Find the lines in the records that carry the word "name". Copy each one.
*** Opening of RECORD EXTRACTS ***
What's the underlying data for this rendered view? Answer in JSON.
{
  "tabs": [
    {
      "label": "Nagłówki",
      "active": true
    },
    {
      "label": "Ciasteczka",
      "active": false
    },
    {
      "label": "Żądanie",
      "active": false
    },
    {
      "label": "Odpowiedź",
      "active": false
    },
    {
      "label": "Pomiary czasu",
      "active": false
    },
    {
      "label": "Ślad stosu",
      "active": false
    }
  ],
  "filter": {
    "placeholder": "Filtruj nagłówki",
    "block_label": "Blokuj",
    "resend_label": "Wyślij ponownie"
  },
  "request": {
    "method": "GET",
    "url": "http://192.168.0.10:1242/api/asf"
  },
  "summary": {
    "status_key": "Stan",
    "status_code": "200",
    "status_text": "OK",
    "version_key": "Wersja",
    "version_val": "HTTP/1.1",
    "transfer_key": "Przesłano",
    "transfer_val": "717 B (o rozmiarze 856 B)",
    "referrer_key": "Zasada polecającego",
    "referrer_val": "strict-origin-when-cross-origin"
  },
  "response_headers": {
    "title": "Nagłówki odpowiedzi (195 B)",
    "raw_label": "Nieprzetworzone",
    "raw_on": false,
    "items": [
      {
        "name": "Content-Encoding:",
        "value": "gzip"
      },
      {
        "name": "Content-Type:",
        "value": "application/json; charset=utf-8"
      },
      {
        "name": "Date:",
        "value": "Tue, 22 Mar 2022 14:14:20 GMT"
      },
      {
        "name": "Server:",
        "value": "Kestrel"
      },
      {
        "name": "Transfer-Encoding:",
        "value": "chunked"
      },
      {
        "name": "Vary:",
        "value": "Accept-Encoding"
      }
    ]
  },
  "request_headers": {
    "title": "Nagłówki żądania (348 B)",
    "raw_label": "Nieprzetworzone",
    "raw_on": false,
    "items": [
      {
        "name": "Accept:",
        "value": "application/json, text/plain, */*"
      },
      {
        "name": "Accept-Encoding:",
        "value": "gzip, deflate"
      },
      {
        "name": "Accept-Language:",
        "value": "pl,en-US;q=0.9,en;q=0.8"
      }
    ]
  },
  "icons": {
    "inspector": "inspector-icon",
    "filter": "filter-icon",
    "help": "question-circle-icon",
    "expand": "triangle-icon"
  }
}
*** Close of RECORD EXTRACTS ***
SOLUTION FOR THIS PROBLEM
        "name": "Content-Encoding:",
        "name": "Content-Type:",
        "name": "Date:",
        "name": "Server:",
        "name": "Transfer-Encoding:",
        "name": "Vary:",
        "name": "Accept:",
        "name": "Accept-Encoding:",
        "name": "Accept-Language:",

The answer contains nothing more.